After Mr Kim took power in 2011 he went on a purge, executing his uncle and, it’s believed, ordering the assassination of his half-brother.
The fact that Kim Pyong-il survived, some believe shows he was never a serious challenger.
One member of the South Korean parliament’s intelligence committee, Kim Byung-ki, said on Sunday there was no likelihood of Pyong-il becoming a successor.
“I laugh off these theories,” he said on social media.
Another contender could be Kim’s cousin, Kim Han-sol.
He’s young, progressive, and his uncle had his father killed in one of the biggest scandals of 2017.
Politics can be a costly family affair.
Han-sol may be the right gender and have the right blood, but he’s been out of the game for a long time, having fled the country at a young age when his family fell out of favour with the regime.
He has been a outspoken advocate for reunification with South Korea, and after the murder of his father at a Malaysian airport in 2017, he posted a video from an unknown location, revealing he had gone into hiding with his mother and sister.
“He’s got the family link, but he is also the son of someone who was executed, so that’s a real long shot,” Dr Habib said.
The wild card
Another option could be a complete wild card.
“If it’s going to be a wild card, it will be someone from the military.

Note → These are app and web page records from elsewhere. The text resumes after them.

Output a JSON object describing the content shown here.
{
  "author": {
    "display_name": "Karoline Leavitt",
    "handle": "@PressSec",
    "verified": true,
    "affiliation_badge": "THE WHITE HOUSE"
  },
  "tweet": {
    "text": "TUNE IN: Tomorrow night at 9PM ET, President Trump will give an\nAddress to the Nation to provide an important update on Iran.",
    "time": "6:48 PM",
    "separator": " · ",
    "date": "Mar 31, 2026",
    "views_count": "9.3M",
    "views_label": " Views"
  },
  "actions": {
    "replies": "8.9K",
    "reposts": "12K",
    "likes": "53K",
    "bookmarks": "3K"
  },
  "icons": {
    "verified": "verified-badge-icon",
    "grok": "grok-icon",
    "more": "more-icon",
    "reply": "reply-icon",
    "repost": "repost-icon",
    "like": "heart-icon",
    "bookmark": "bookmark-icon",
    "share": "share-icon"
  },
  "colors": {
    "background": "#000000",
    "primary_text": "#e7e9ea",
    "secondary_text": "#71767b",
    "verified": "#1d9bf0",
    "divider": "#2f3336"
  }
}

If you look at South Korea, [it has a] history of coups and dictatorships that bears that out.”
North Korea’s elite all have a vested interest in keeping the regime going, but an opening for the most prestigious position, with no clear successor, could mean big trouble.
And that’s not just with those playing for power, but for the 25 million people who live in the country.
“You’ve got to be careful what you wish for, Dr Habib said.
“You’ve got a ruthless authoritarian leader who has presided over a criminal government but at the same time, if he dies, it unleashes possibilities for instability for the North Korean people.”